If your brain reboots every time property taxes are mentioned, we’re here to help break down the importance of these taxes and help you know what to expect so you don’t end up blindsided when it’s time to pay.
Calculating property tax
When buying a home, property taxes can be a tough thing to figure out. Fortunately, you don’t have to calculate your own property taxes, but it is nice to know how your tax amount is determined. The goal is to know as much as you can upfront, so you don’t have any surprises.
There are two main components that go into determining a property tax:
- The property value- This is the assessed value of your home (typically by a professional appraiser). Your tax appraised value is only used to determine the amount of taxes you will pay, it’s not a value to base how much your home is worth. The property value can be assessed as often as once a year in some places. Click here to search by zip code, county, or state to check on your local assessor’s website or tax office.
- The tax rate- This is also known as a mill levy. Stick with us, here … it’s just the tax rate for the location of your home. This rate is typically shown as a percentage (i.e. 5%). You can find your tax rate for your home (or soon to be home) on your local government’s website or by calling your local municipality. Click here to find your local government and county clerk information.
Paying your property taxes
Many home buyers have an escrow account set up that is typically managed by their mortgage servicer. This type of account is a portion of your monthly mortgage payment that is put into a separate account to cover your estimated property taxes and homeowner’s insurance premiums. The tax payment will automatically be withdrawn from your account.
Some homeowners pay an escrow bill once a year, or every six months, when the bill comes from the taxing authority. This is how you pay your property taxes if you own your home free and clear.
If for some reason you do not pay your property taxes on time, the taxing authority will place a tax lien on your home which becomes a bigger issue if you decide to sell your home. It’s important to always stay up to date with your property taxes.
For questions, you can find more information on your home county’s tax assessor website.
Property taxes when buying and selling a home
When property is transferred, the transaction will prorate taxes to the appropriate party based on when ownership is transferred, when taxes are due and what period is covered by those taxes. Adjustments will be made on the closing instructions to ensure the seller pays for the period they owned the property and the buyer pays for anything after that.
- If you’ve bought a home that has been previously owned (i.e. not new construction) you’ll be responsible for the property taxes during the time you’ll be living in the house. For example, if you move into a home in November, you will reimburse the seller at closing for the pro-rated portion of the property tax they have already paid from November moving forward.
- If you’re buying a home that’s new construction, you still have to pay your property taxes on closing day, but it’s likely your taxes will be lower the first year once your property is revalued or reassessed.
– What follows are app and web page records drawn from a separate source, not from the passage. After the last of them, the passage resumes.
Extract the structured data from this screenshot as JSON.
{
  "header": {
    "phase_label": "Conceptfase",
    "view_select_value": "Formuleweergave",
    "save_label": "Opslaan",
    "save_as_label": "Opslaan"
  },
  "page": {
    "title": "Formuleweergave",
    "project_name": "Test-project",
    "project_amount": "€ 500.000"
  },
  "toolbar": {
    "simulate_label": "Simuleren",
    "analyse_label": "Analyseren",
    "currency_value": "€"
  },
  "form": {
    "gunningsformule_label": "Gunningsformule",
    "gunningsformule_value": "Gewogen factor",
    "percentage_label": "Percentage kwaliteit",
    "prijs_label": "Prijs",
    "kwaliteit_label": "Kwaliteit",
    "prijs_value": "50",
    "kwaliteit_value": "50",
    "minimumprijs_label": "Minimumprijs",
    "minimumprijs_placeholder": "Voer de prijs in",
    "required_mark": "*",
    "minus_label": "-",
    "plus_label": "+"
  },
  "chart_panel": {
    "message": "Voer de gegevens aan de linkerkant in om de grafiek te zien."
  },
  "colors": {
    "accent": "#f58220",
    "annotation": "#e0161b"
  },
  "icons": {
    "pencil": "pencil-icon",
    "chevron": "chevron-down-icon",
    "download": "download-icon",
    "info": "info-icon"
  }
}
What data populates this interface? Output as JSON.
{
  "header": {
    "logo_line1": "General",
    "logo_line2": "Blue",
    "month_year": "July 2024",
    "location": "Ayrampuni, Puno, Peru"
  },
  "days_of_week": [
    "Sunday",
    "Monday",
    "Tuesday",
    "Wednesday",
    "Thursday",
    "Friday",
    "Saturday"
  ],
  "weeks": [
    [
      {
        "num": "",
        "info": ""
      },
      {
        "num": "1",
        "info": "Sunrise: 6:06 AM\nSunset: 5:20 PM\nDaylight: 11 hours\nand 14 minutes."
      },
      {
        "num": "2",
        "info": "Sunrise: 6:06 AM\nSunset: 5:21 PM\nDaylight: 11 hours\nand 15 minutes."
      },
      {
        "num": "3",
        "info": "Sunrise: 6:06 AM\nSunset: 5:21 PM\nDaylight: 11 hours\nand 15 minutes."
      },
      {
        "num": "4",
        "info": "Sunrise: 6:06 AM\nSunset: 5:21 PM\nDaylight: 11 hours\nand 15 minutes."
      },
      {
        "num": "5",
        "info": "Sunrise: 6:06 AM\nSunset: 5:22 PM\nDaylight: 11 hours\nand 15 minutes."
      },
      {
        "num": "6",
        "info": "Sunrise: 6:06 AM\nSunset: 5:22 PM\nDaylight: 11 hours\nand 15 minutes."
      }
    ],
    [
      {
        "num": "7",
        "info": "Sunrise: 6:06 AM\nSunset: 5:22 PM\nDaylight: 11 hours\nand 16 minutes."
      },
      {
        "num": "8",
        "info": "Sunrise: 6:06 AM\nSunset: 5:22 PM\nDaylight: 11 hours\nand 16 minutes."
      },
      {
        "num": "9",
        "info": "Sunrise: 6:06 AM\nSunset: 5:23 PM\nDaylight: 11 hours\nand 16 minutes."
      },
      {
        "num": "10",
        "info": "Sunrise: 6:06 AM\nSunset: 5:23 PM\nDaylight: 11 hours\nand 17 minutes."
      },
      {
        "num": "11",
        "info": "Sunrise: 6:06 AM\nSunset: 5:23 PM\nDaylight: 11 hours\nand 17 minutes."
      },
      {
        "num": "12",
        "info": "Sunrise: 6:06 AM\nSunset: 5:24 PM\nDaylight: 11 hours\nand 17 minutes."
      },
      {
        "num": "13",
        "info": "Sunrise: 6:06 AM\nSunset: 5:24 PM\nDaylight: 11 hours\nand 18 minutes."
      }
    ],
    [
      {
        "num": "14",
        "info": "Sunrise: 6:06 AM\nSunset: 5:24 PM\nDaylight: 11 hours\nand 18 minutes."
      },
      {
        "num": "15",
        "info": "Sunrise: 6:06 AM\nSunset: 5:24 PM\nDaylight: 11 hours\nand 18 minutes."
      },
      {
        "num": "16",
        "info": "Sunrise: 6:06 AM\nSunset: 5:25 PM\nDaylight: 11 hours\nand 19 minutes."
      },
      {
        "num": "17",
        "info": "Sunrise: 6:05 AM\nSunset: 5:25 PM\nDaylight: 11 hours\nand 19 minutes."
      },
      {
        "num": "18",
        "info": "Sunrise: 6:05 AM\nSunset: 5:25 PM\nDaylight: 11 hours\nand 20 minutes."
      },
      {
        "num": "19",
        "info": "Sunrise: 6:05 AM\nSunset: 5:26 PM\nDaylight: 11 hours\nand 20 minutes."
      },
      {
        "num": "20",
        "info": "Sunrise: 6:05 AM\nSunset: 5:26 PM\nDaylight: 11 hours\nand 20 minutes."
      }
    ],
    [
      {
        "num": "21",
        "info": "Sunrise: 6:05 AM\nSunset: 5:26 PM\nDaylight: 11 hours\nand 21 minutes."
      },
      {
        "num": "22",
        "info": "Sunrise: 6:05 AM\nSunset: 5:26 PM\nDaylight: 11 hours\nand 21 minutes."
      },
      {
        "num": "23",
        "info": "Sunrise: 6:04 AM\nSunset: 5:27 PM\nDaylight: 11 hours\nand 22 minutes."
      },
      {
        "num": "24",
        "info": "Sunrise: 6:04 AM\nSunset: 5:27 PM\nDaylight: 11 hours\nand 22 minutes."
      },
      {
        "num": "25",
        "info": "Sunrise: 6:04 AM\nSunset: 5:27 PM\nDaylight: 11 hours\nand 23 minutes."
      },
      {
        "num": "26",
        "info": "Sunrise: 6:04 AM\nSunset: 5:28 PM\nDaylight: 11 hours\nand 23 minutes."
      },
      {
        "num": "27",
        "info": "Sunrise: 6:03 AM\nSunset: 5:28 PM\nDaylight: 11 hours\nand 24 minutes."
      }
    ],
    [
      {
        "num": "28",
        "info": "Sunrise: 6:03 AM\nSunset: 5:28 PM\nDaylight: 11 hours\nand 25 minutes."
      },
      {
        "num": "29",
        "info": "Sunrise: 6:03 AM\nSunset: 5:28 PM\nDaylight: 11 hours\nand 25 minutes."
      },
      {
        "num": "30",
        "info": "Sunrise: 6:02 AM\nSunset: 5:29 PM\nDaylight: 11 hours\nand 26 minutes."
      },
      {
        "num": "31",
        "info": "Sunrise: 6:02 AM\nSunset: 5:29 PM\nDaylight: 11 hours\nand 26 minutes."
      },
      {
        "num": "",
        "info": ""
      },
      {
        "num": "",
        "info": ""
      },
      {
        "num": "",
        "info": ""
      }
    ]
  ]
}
Paying any type of tax is not fun. But, with property taxes your money will end up funding many important services for your local community, like schools and roads. It’s part of the cost of homeownership so it’s necessary that you understand the real estate taxes in the area you’re thinking about moving.